RECORDS PROVIDED Start Marker
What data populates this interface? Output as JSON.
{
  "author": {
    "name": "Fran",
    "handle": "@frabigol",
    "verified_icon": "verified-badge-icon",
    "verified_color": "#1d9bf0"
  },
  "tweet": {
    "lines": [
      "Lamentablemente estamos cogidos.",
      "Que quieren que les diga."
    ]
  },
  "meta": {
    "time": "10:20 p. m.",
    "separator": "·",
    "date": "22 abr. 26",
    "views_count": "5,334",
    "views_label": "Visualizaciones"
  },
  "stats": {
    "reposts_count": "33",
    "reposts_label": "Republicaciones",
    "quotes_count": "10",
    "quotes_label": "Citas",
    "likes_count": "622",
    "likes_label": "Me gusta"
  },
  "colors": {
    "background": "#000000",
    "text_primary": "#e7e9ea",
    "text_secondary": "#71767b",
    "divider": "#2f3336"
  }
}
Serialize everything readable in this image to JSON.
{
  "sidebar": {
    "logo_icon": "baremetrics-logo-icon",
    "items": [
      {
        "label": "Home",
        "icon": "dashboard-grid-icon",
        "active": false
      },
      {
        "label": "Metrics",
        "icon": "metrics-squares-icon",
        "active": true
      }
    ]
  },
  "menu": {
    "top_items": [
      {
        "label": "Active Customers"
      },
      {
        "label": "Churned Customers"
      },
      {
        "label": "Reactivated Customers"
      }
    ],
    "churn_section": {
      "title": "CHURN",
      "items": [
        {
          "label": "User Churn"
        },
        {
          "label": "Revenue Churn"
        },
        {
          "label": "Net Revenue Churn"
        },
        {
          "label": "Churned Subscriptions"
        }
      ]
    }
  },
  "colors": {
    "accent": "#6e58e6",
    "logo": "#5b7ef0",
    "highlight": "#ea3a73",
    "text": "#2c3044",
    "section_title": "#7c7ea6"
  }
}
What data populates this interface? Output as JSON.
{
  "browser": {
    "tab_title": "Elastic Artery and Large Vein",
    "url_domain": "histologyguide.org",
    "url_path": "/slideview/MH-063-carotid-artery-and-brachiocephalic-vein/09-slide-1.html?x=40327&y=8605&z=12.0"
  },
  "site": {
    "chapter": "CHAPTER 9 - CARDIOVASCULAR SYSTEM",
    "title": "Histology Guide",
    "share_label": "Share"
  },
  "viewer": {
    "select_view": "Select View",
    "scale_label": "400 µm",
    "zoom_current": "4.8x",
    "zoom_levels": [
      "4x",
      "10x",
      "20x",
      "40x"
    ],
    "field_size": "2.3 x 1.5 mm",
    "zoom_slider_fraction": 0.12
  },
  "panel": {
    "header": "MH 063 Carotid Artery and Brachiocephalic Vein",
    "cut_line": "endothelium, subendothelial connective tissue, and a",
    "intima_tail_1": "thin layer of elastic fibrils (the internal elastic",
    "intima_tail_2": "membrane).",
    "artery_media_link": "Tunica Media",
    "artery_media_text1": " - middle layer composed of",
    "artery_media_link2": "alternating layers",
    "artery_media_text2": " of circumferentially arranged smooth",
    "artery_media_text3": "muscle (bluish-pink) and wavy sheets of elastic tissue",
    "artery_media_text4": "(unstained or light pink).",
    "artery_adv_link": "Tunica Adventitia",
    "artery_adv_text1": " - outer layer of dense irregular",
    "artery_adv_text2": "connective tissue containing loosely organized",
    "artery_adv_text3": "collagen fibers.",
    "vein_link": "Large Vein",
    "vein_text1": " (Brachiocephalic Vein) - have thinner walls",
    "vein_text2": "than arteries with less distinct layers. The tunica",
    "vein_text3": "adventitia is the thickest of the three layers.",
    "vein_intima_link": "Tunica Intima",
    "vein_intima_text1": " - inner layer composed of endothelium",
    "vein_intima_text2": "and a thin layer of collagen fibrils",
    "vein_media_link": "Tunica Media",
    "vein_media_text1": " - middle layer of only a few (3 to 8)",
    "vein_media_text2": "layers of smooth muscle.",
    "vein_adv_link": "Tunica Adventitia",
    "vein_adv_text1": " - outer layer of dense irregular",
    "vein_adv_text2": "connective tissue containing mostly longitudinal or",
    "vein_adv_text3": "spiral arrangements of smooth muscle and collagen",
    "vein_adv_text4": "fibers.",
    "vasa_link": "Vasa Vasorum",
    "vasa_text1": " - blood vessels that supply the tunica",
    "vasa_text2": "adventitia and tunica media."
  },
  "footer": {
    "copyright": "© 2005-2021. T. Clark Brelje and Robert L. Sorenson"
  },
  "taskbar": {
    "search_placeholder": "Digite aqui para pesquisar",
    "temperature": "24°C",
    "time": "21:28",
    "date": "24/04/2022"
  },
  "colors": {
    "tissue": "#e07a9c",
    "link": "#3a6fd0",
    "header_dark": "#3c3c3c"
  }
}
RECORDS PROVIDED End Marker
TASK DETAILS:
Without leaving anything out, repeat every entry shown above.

RESPONSE:
What data populates this interface? Output as JSON.
{
  "author": {
    "name": "Fran",
    "handle": "@frabigol",
    "verified_icon": "verified-badge-icon",
    "verified_color": "#1d9bf0"
  },
  "tweet": {
    "lines": [
      "Lamentablemente estamos cogidos.",
      "Que quieren que les diga."
    ]
  },
  "meta": {
    "time": "10:20 p. m.",
    "separator": "·",
    "date": "22 abr. 26",
    "views_count": "5,334",
    "views_label": "Visualizaciones"
  },
  "stats": {
    "reposts_count": "33",
    "reposts_label": "Republicaciones",
    "quotes_count": "10",
    "quotes_label": "Citas",
    "likes_count": "622",
    "likes_label": "Me gusta"
  },
  "colors": {
    "background": "#000000",
    "text_primary": "#e7e9ea",
    "text_secondary": "#71767b",
    "divider": "#2f3336"
  }
}
Serialize everything readable in this image to JSON.
{
  "sidebar": {
    "logo_icon": "baremetrics-logo-icon",
    "items": [
      {
        "label": "Home",
        "icon": "dashboard-grid-icon",
        "active": false
      },
      {
        "label": "Metrics",
        "icon": "metrics-squares-icon",
        "active": true
      }
    ]
  },
  "menu": {
    "top_items": [
      {
        "label": "Active Customers"
      },
      {
        "label": "Churned Customers"
      },
      {
        "label": "Reactivated Customers"
      }
    ],
    "churn_section": {
      "title": "CHURN",
      "items": [
        {
          "label": "User Churn"
        },
        {
          "label": "Revenue Churn"
        },
        {
          "label": "Net Revenue Churn"
        },
        {
          "label": "Churned Subscriptions"
        }
      ]
    }
  },
  "colors": {
    "accent": "#6e58e6",
    "logo": "#5b7ef0",
    "highlight": "#ea3a73",
    "text": "#2c3044",
    "section_title": "#7c7ea6"
  }
}
What data populates this interface? Output as JSON.
{
  "browser": {
    "tab_title": "Elastic Artery and Large Vein",
    "url_domain": "histologyguide.org",
    "url_path": "/slideview/MH-063-carotid-artery-and-brachiocephalic-vein/09-slide-1.html?x=40327&y=8605&z=12.0"
  },
  "site": {
    "chapter": "CHAPTER 9 - CARDIOVASCULAR SYSTEM",
    "title": "Histology Guide",
    "share_label": "Share"
  },
  "viewer": {
    "select_view": "Select View",
    "scale_label": "400 µm",
    "zoom_current": "4.8x",
    "zoom_levels": [
      "4x",
      "10x",
      "20x",
      "40x"
    ],
    "field_size": "2.3 x 1.5 mm",
    "zoom_slider_fraction": 0.12
  },
  "panel": {
    "header": "MH 063 Carotid Artery and Brachiocephalic Vein",
    "cut_line": "endothelium, subendothelial connective tissue, and a",
    "intima_tail_1": "thin layer of elastic fibrils (the internal elastic",
    "intima_tail_2": "membrane).",
    "artery_media_link": "Tunica Media",
    "artery_media_text1": " - middle layer composed of",
    "artery_media_link2": "alternating layers",
    "artery_media_text2": " of circumferentially arranged smooth",
    "artery_media_text3": "muscle (bluish-pink) and wavy sheets of elastic tissue",
    "artery_media_text4": "(unstained or light pink).",
    "artery_adv_link": "Tunica Adventitia",
    "artery_adv_text1": " - outer layer of dense irregular",
    "artery_adv_text2": "connective tissue containing loosely organized",
    "artery_adv_text3": "collagen fibers.",
    "vein_link": "Large Vein",
    "vein_text1": " (Brachiocephalic Vein) - have thinner walls",
    "vein_text2": "than arteries with less distinct layers. The tunica",
    "vein_text3": "adventitia is the thickest of the three layers.",
    "vein_intima_link": "Tunica Intima",
    "vein_intima_text1": " - inner layer composed of endothelium",
    "vein_intima_text2": "and a thin layer of collagen fibrils",
    "vein_media_link": "Tunica Media",
    "vein_media_text1": " - middle layer of only a few (3 to 8)",
    "vein_media_text2": "layers of smooth muscle.",
    "vein_adv_link": "Tunica Adventitia",
    "vein_adv_text1": " - outer layer of dense irregular",
    "vein_adv_text2": "connective tissue containing mostly longitudinal or",
    "vein_adv_text3": "spiral arrangements of smooth muscle and collagen",
    "vein_adv_text4": "fibers.",
    "vasa_link": "Vasa Vasorum",
    "vasa_text1": " - blood vessels that supply the tunica",
    "vasa_text2": "adventitia and tunica media."
  },
  "footer": {
    "copyright": "© 2005-2021. T. Clark Brelje and Robert L. Sorenson"
  },
  "taskbar": {
    "search_placeholder": "Digite aqui para pesquisar",
    "temperature": "24°C",
    "time": "21:28",
    "date": "24/04/2022"
  },
  "colors": {
    "tissue": "#e07a9c",
    "link": "#3a6fd0",
    "header_dark": "#3c3c3c"
  }
}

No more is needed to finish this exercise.